Weather is something that we have everyday. It happens in the air all around us and it changes often. Sometimes we like the weather. If we want to go swimming and its sunny and hot, we're happy. But sometimes we don't like it. If we want to play outside, but its raining, then we are not happy. Who can name a kind of weather? (Record responses with word and simple picture.) There are many different types of weather. This year we are going to be reporting and recording the weather each day. Show the children the weather graph and help them name the pictures for each category.
ACTIVE PARTICIPATION:
(Put the thermometer outside at least 5 minutes before lesson.) Call on one child to give a weather report. Use a unifix cube to record the weather on the graph. Take a minute to discuss the graph -- what kind of weather has the most, the least, are any equal, how many more does cloudy need to be equal to sunny?, etc. (As an added bonus, the empty snow category in the summer and fall helps kindergartners understand the concept of zero. Be sure to include it in your discussions.)

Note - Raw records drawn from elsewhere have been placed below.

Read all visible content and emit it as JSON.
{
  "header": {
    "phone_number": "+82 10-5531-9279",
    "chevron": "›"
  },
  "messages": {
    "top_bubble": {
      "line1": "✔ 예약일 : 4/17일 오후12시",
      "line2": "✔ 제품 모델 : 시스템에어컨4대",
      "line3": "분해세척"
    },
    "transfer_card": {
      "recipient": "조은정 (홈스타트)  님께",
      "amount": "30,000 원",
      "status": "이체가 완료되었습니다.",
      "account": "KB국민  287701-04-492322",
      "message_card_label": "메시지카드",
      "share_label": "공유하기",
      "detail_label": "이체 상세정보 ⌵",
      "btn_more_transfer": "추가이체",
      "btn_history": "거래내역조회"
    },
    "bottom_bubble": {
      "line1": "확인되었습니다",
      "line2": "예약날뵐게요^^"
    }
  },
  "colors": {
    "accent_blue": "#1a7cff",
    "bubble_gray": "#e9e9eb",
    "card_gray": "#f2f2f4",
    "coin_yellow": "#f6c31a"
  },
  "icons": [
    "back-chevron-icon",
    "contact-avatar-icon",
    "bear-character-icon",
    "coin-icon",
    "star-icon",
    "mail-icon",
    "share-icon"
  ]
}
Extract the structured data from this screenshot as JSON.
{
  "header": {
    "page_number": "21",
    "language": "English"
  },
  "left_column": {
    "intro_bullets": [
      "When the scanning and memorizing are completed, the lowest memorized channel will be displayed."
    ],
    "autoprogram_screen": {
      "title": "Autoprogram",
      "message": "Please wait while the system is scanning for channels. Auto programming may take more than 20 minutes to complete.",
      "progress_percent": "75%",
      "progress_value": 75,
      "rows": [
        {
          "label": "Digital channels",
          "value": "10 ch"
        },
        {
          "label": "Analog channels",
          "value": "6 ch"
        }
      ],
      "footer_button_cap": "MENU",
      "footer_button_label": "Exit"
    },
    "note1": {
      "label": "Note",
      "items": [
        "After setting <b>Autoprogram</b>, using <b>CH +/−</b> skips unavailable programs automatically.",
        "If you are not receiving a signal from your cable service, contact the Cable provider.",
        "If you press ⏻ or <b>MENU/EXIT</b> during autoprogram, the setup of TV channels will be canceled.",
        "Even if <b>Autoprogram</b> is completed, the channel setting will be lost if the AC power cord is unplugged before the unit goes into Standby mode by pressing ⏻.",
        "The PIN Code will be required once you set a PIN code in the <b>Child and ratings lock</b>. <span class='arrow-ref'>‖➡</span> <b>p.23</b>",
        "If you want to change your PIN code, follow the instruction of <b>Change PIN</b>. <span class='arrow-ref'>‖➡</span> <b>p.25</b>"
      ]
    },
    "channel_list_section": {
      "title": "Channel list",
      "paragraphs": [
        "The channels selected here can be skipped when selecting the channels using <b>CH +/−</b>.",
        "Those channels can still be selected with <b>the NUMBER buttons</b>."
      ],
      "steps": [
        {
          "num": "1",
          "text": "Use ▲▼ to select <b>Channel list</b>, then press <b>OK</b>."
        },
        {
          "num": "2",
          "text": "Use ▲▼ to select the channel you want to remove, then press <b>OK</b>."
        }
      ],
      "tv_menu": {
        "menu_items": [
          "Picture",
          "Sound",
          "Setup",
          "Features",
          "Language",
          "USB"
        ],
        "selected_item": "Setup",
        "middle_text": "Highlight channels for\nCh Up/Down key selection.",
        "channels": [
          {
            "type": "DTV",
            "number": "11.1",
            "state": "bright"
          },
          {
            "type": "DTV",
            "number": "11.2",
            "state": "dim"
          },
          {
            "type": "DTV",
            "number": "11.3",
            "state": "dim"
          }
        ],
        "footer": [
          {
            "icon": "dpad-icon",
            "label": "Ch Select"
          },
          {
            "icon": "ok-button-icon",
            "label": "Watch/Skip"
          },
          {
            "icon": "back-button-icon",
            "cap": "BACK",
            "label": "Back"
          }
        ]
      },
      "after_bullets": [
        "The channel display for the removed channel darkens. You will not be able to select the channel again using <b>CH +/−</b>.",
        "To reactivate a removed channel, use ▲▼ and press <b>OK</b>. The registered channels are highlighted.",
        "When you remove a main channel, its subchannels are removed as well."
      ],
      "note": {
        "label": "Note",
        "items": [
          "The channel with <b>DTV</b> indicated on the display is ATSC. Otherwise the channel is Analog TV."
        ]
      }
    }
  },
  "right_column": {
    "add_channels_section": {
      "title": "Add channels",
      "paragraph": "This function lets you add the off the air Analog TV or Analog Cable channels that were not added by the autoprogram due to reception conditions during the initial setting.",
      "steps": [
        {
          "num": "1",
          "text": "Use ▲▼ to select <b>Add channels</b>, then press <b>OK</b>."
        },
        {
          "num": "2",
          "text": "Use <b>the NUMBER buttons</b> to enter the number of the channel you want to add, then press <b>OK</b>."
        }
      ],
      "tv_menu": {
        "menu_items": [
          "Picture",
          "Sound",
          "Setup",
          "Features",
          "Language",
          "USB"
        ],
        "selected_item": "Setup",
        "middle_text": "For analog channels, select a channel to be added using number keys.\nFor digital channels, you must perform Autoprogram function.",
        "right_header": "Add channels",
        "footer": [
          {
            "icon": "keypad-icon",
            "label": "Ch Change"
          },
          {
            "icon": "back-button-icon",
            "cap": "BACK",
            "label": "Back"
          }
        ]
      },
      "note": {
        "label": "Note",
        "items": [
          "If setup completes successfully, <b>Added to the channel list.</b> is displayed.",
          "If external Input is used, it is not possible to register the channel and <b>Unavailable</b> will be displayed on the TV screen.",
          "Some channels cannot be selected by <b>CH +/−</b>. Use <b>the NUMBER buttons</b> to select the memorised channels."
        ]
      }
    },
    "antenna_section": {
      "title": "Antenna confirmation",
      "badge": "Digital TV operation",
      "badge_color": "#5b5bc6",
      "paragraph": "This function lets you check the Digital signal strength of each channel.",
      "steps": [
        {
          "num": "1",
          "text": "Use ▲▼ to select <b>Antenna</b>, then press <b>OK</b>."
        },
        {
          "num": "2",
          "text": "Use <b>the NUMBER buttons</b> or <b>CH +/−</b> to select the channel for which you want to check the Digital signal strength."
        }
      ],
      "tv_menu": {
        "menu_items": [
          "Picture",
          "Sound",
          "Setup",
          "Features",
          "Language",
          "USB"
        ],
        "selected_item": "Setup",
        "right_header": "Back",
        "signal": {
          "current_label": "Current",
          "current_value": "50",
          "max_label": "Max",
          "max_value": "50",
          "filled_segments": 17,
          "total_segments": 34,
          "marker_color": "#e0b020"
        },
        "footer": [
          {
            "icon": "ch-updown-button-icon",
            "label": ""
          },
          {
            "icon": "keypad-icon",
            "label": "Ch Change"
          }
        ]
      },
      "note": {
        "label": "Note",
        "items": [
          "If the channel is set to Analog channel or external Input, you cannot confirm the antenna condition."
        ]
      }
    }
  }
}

Restate the weather. Today is sunny and warm. Do you think the red line in our thermometer will be up high or down low? Why? (Then have the children 'guesstimate' the day's temperature. About once a week, record their estimates. Circle the highest and lowest numbers to find the range. Bring in the thermometer. Bend down a thin red strip of paper so that it is the same length as the mercury in the thermometer. Glue it to the monthly temperature sheet and record the number at the top. Talk about the temperature as it relates to the season. Is it unseasonably hot or cold? Is it warmer or cooler today than yesterday? last month? Be sure to save monthly recordings to compare August's hot temperatures to January's cold. It is more effective in noting and predicting temperature patterns to record all summer months on yellow paper, fall months on orange, winter in blue, and spring in yellow.

Have the leader of the day dress the weather bear or paper doll in appropriate clothing.

Ask the children to predict tomorrow's weather. Do you think it will snow tomorrow? Why not? It's cloudy today. Do you think it will rain? (Remind them of their predictions the following day as you begin the daily weather report. Was their prediction correct?)

CLOSURE:
At the end of the month, count and compare the different types of weather. Take the unifix cubes from the sunny weather category and count and stack them. Then you and the children transfer this information to individual graphs.(see the ditto master sheet at the end of this unit) Repeat for the other weather types. Save your copy to compare with other months. Have the children turn their graphs over and follow seasonal directions. Example: It is a hot day in August. What are you going to draw in the sky? Good - a sun! Now draw a picture of yourself outside playing. Be sure to dress yourself in the right kind of clothes!
ENRICHMENT:
1. Create a large wall display of the different types of weather. If possible use colored chart paper that matches your unifix cube system of yellow for sunny weather, dark blue for cloudy, light blue for rainy, and white for snowy. Have the children cut out pictures of the different kinds of weather and glue them under the correct categories.

2.Use a national newspaper such as USA Today and compare your weather to the weather in such place as Miami, Florida or Fairbanks, Alaska.

LITERATURE CONNECTIONS:
"What Will the Weather Be Like Today?", Paul Rogers, Scholastic
"It's Raining, It's Pouring", Kin Eagle, Whispering Coyote Press

This is the time this file has been accessed since 03/01/97.

The University of Tennessee at Martin is not responsible for the information or views expressed here.